Greece’s fiscal consolidation has been positive and strong and the country could return to the markets before the end of the current bailout program next year, European Stability Mechanism head, Klaus Regling, said in a speech at the Atlantic Council “EuroGrowth Initiative” event, held in Washington DC on Thursday.
“I am confident the country can return to the market and stand on its own feet again before the program ends next year. As long as it implements the reforms that it has promised, it can be Europe’s next success story,” he said.
Asked during a press conference after his speech whether Greek debt is sustainable, Regling said “it is not easy to answer” because it “depends on your assumptions”. He said based on the current lending arrangement, the last repayment from Greece to ESM will happen in 2060 and “a lot can happen by then”.
“There can be no certainty as to what growth will be 10-20-30 years from now.
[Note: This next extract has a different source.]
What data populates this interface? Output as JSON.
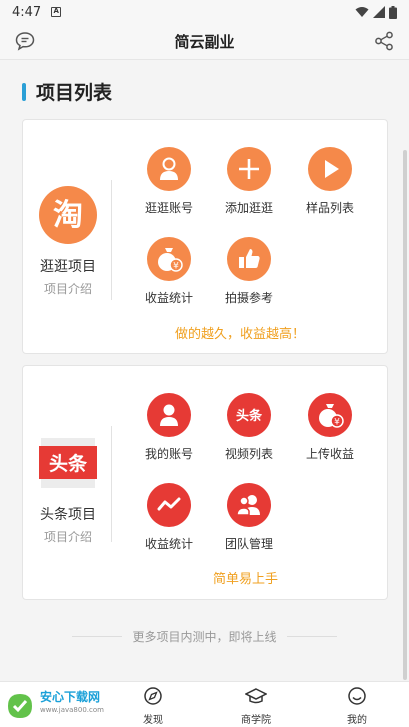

And small variations in this growth assumption can have a huge impact on the assessment of debt sustainability,” he said.
Regling said the ESM is in the middle of talks with the International Monetary Fund (IMF), the European Commission and the European Central Bank (ECB) which “are not easy but I’m optimistic we will manage to do that”.
He also clarified that there is no debt overhang in Greece unlike what one reads in newspapers because ESM already provides debt relief. “Greece already benefits every year with 10 billion euros [of debt relief],” he said, adding that it is yet unknown if more will be needed but the issue “is on the Eurogroup agenda”.
Short-term debt relief measures
ESM is already implementing the short-term debt relief measures which are reducing the debt to GDP ratio in 2060 by 20 percentage points. “When the program ends in August next year the Eurogroup will look with the IMF at so-called medium-term debt measures, if needed, and that’s under discussion now, but they could be implemented if needed next year,” he said.
The most important, he continued, it that they made a long-term commitment and said that, in the long run, the euro-area is prepared to give additional debt relief to Greece is needed. “That’s very useful because uncertainty over a 30-30 year horizon is very high,” he said.
Asked about the level of austerity in Greece, the head of ESM said “there has been tremendous austerity […] but one has to put it in context.” The fiscal deficit in 2009 was 15.6 percent of GDP, while last year it seems that there was a balanced budget, he explained. “There’s no need for additional fiscal adjustment.”
From 1999 to 2009, Greece had the highest increase in income, which was much faster than productivity gains and that’s why the country lost competitiveness and run a tremendous current account and a big fiscal deficit, he said. “One can argue whether this fiscal adjustment should happen over five years, seven years,…